## DIRECTIONS FOR THIS TASK:
Provide the entries once more, identical in every word.

*** Block opens ***

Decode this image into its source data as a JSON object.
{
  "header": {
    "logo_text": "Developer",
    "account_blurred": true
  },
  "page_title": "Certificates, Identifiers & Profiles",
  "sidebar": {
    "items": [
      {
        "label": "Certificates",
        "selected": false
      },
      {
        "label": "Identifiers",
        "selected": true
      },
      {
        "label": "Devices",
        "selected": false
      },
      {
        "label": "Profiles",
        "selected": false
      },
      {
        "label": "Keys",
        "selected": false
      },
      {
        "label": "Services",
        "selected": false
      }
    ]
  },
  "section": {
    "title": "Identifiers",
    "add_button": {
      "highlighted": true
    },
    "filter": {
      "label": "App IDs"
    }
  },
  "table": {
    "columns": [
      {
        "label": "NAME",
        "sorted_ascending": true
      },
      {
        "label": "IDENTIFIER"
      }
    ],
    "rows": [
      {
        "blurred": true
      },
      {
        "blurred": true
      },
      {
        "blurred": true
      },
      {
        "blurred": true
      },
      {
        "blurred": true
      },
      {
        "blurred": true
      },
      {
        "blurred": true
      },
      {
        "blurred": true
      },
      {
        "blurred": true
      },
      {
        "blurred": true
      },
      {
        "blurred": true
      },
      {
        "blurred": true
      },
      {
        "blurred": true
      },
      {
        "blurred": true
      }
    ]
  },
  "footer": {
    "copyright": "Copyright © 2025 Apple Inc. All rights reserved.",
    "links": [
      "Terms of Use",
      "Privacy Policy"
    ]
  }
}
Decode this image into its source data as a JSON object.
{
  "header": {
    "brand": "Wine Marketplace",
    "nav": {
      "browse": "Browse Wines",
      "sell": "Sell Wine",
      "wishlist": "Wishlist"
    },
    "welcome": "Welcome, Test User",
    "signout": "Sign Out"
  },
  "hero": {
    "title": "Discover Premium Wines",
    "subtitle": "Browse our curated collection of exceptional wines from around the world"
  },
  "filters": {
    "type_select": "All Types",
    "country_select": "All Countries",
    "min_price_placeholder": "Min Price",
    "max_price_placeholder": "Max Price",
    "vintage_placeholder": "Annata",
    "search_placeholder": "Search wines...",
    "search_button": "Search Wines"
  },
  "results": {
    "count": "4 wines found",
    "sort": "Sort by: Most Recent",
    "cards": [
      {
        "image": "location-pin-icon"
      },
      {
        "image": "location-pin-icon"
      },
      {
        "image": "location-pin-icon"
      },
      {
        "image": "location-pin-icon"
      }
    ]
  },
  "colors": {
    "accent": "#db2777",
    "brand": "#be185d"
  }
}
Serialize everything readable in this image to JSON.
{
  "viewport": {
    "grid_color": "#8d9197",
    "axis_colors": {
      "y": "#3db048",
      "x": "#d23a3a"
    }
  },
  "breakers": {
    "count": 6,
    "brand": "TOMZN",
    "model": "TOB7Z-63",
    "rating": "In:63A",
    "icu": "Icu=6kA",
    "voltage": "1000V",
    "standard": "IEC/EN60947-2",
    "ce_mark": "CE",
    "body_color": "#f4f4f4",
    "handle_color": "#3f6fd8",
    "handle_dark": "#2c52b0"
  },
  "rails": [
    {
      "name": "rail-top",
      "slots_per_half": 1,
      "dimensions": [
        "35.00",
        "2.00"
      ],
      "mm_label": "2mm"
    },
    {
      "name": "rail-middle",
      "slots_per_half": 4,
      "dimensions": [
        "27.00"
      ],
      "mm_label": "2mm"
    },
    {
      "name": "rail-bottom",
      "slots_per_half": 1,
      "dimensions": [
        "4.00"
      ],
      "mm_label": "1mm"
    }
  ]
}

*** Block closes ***

## SOLVED PROBLEM:
Decode this image into its source data as a JSON object.
{
  "header": {
    "logo_text": "Developer",
    "account_blurred": true
  },
  "page_title": "Certificates, Identifiers & Profiles",
  "sidebar": {
    "items": [
      {
        "label": "Certificates",
        "selected": false
      },
      {
        "label": "Identifiers",
        "selected": true
      },
      {
        "label": "Devices",
        "selected": false
      },
      {
        "label": "Profiles",
        "selected": false
      },
      {
        "label": "Keys",
        "selected": false
      },
      {
        "label": "Services",
        "selected": false
      }
    ]
  },
  "section": {
    "title": "Identifiers",
    "add_button": {
      "highlighted": true
    },
    "filter": {
      "label": "App IDs"
    }
  },
  "table": {
    "columns": [
      {
        "label": "NAME",
        "sorted_ascending": true
      },
      {
        "label": "IDENTIFIER"
      }
    ],
    "rows": [
      {
        "blurred": true
      },
      {
        "blurred": true
      },
      {
        "blurred": true
      },
      {
        "blurred": true
      },
      {
        "blurred": true
      },
      {
        "blurred": true
      },
      {
        "blurred": true
      },
      {
        "blurred": true
      },
      {
        "blurred": true
      },
      {
        "blurred": true
      },
      {
        "blurred": true
      },
      {
        "blurred": true
      },
      {
        "blurred": true
      },
      {
        "blurred": true
      }
    ]
  },
  "footer": {
    "copyright": "Copyright © 2025 Apple Inc. All rights reserved.",
    "links": [
      "Terms of Use",
      "Privacy Policy"
    ]
  }
}
Decode this image into its source data as a JSON object.
{
  "header": {
    "brand": "Wine Marketplace",
    "nav": {
      "browse": "Browse Wines",
      "sell": "Sell Wine",
      "wishlist": "Wishlist"
    },
    "welcome": "Welcome, Test User",
    "signout": "Sign Out"
  },
  "hero": {
    "title": "Discover Premium Wines",
    "subtitle": "Browse our curated collection of exceptional wines from around the world"
  },
  "filters": {
    "type_select": "All Types",
    "country_select": "All Countries",
    "min_price_placeholder": "Min Price",
    "max_price_placeholder": "Max Price",
    "vintage_placeholder": "Annata",
    "search_placeholder": "Search wines...",
    "search_button": "Search Wines"
  },
  "results": {
    "count": "4 wines found",
    "sort": "Sort by: Most Recent",
    "cards": [
      {
        "image": "location-pin-icon"
      },
      {
        "image": "location-pin-icon"
      },
      {
        "image": "location-pin-icon"
      },
      {
        "image": "location-pin-icon"
      }
    ]
  },
  "colors": {
    "accent": "#db2777",
    "brand": "#be185d"
  }
}
Serialize everything readable in this image to JSON.
{
  "viewport": {
    "grid_color": "#8d9197",
    "axis_colors": {
      "y": "#3db048",
      "x": "#d23a3a"
    }
  },
  "breakers": {
    "count": 6,
    "brand": "TOMZN",
    "model": "TOB7Z-63",
    "rating": "In:63A",
    "icu": "Icu=6kA",
    "voltage": "1000V",
    "standard": "IEC/EN60947-2",
    "ce_mark": "CE",
    "body_color": "#f4f4f4",
    "handle_color": "#3f6fd8",
    "handle_dark": "#2c52b0"
  },
  "rails": [
    {
      "name": "rail-top",
      "slots_per_half": 1,
      "dimensions": [
        "35.00",
        "2.00"
      ],
      "mm_label": "2mm"
    },
    {
      "name": "rail-middle",
      "slots_per_half": 4,
      "dimensions": [
        "27.00"
      ],
      "mm_label": "2mm"
    },
    {
      "name": "rail-bottom",
      "slots_per_half": 1,
      "dimensions": [
        "4.00"
      ],
      "mm_label": "1mm"
    }
  ]
}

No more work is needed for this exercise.